2020 Census Guide
Once a decade, America holds its constitutionally mandated census count. Every census aims to count the entire population of the country, and at the location where each person usually lives. The 2020 Census will be the 24th time that the country has counted its population since 1790.
Who is counted?
Everyone living in the 50 states, District of Columbia, and five U.S. territories is required by law to be counted in the 2020 Census.
Respondents should count everyone who is living in their home on April 1, 2020.
- This includes people living here who are not citizens of the United States. There will not be a question about citizenship on the 2020 Census. Census guides are available in multiple languages.
- College students who live away from home should count themselves at the on- or off-campus residence where they live and sleep most of the time. For example, an MU student in Columbia might consider O’Fallon, Missouri their “home town,” but they need to count themselves at their residence in Columbia.
- Even babies should be counted! Young children are one of the groups at risk of being undercounted.
Why Your Answers Matter
Census results = representation, funding, and services.
- Representation: Census numbers determine the number of seats a state has in the U.S. House of Representatives and determines the districts for state government.
- As a result of the 2010 Census, Missouri lost a congressional seat and hundreds of millions of dollars in federal funding.
- Funding: Census numbers guide the distribution of between $600 and $800 billion in federal funding to local communities yearly. Missouri received approximately $16.5 billion in federal funds in Fiscal year 2016, which were directly calculated from census data.
- For every person undercounted, Missouri forfeits an estimated $1,272 in federal dollars.
- Planning: Census numbers are used in the creation and upkeep of local services such as roads, schools, hospitals, senior centers, emergency services and libraries.
- Businesses: The demographic data are used in the creation of factories, locating business headquarters and stores, as well as the ability to recruit employees and conduct market research.
On the census questionnaire you will be asked a simple set of questions about yourself and everyone who is living with you on April 1, 2020.
- You can find the questions that will be asked, tips for responding and information on how the Census Bureau will use your answers here.
The questionnaire can be completed online, by phone or by mail.
- Each home will receive an invitation in the mail to respond.
- Online: For the first time in history, there will be the option to fill out the census online.
- By phone: 1-800 numbers will be available to give the response over the phone.
- In writing: A paper form will be mailed to each household.
- In person: Census volunteers will visit homes that haven’t responded to the 2020 Census to make sure everyone is counted.
The answers you provide are used only to produce statistics. You are kept anonymous: The Census Bureau is not permitted to publicly release your responses in any way that could identify you or anyone else in your home.

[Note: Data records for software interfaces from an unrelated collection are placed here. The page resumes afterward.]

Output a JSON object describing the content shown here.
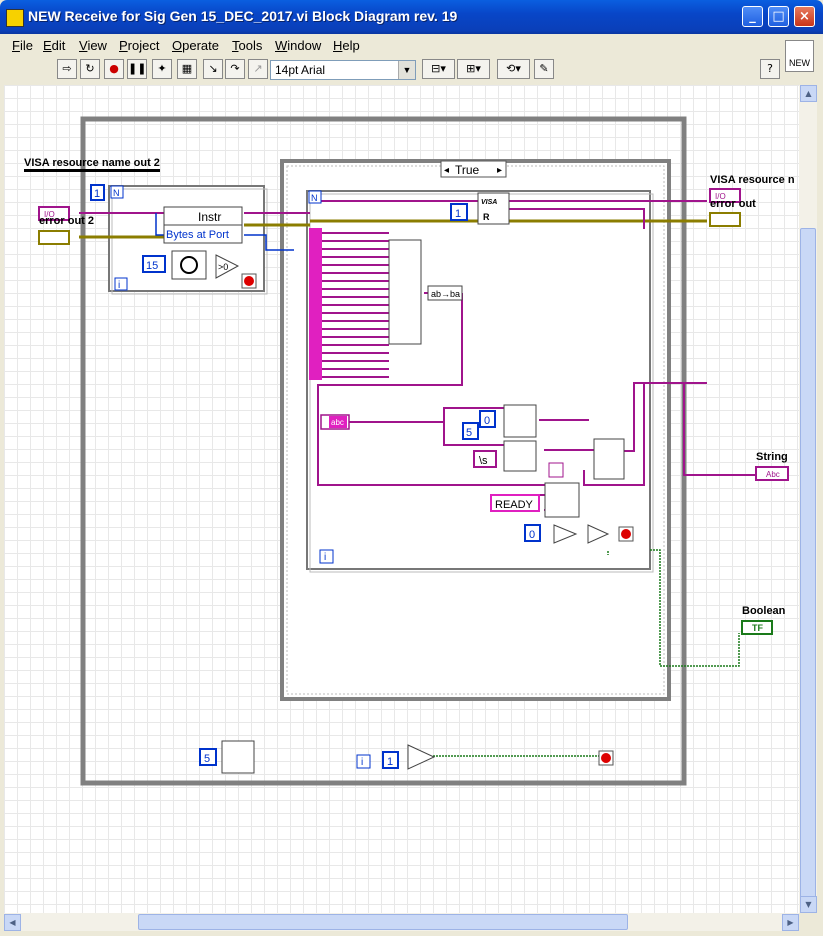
{
  "window": {
    "title": "NEW Receive for Sig Gen 15_DEC_2017.vi Block Diagram rev. 19",
    "buttons": {
      "minimize": "_",
      "maximize": "□",
      "close": "×"
    }
  },
  "menu": [
    "File",
    "Edit",
    "View",
    "Project",
    "Operate",
    "Tools",
    "Window",
    "Help"
  ],
  "toolbar": {
    "font_selector": "14pt Arial",
    "help_label": "?",
    "vi_icon_label": "NEW"
  },
  "diagram": {
    "labels": {
      "visa_out_2": "VISA resource name out 2",
      "error_out_2": "error out 2",
      "visa_out": "VISA resource n",
      "error_out": "error out",
      "string": "String",
      "boolean": "Boolean"
    },
    "case_selector": "True",
    "inner_nodes": {
      "instr": "Instr",
      "bytes_at_port": "Bytes at Port",
      "visa_read": "VISA",
      "ready": "READY",
      "string_to_bytes": "ab→ba",
      "iteration_terminal": "i",
      "count_terminal": "N"
    },
    "constants": {
      "one_a": "1",
      "one_b": "1",
      "one_c": "1",
      "fifteen": "15",
      "five_a": "5",
      "five_b": "5",
      "zero_a": "0",
      "zero_b": "0",
      "backslash_s": "\\s",
      "compare_zero": ">0",
      "io_a": "I/O",
      "io_b": "I/O",
      "abc_a": "abc",
      "abc_b": "Abc",
      "tf": "TF"
    }
  }
}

- The Census Bureau is bound by Title 13 of the U.S. Code to keep your information confidential. Under Title 13, the Census Bureau cannot release any identifiable information about you, your home, or your business, even to law enforcement agencies.
- Strict policies and safeguards protect the confidentiality of your information. Before releasing data products, the Census Bureau verifies that they meet its confidentiality standards.
- The Census Bureau will not send unsolicited emails to request your participation in the 2020 Census. Do not reply to an email, do not click on any links, and do not open any attachments. Forward the email or website URL to the Census Bureau at firstname.lastname@example.org.
- During the 2020 Census, the Census Bureau will never ask for your social security number, bank account or credit card numbers, money or donations.
- You can go to this page to check the validity of any rumors you come across.
- If you have questions about the authenticity of a letter or form you receive, call the Regional Office for your state to verify the household survey.
- If someone visits your residence to complete a survey: Check first for a valid U.S. Census Bureau ID badge. If you are still unsure, call your Regional Office to verify the visitor is a Census Bureau employee.
Please Note– The Census Bureau has made operational adjustments to some dates due to COVID-19. A full list of changes can be found here.
- March 12-20: An invitation to respond to the census online will be sent to every home. It will contain detailed information on how to respond to the 2020 Census.
- April 1: Census Day is observed nationwide. By this date, every home will have received an invitation to participate in the 2020 Census.
- April 2 – September 3: Census takers visit people who live among large groups, such as college students in dorms, and residents of senior centers. Census takers will also begin conducting quality check interviews to help ensure an accurate count.
- August 11 – October 31: The Census Bureau visits homes that haven’t responded to the 2020 Census to make sure everyone is counted.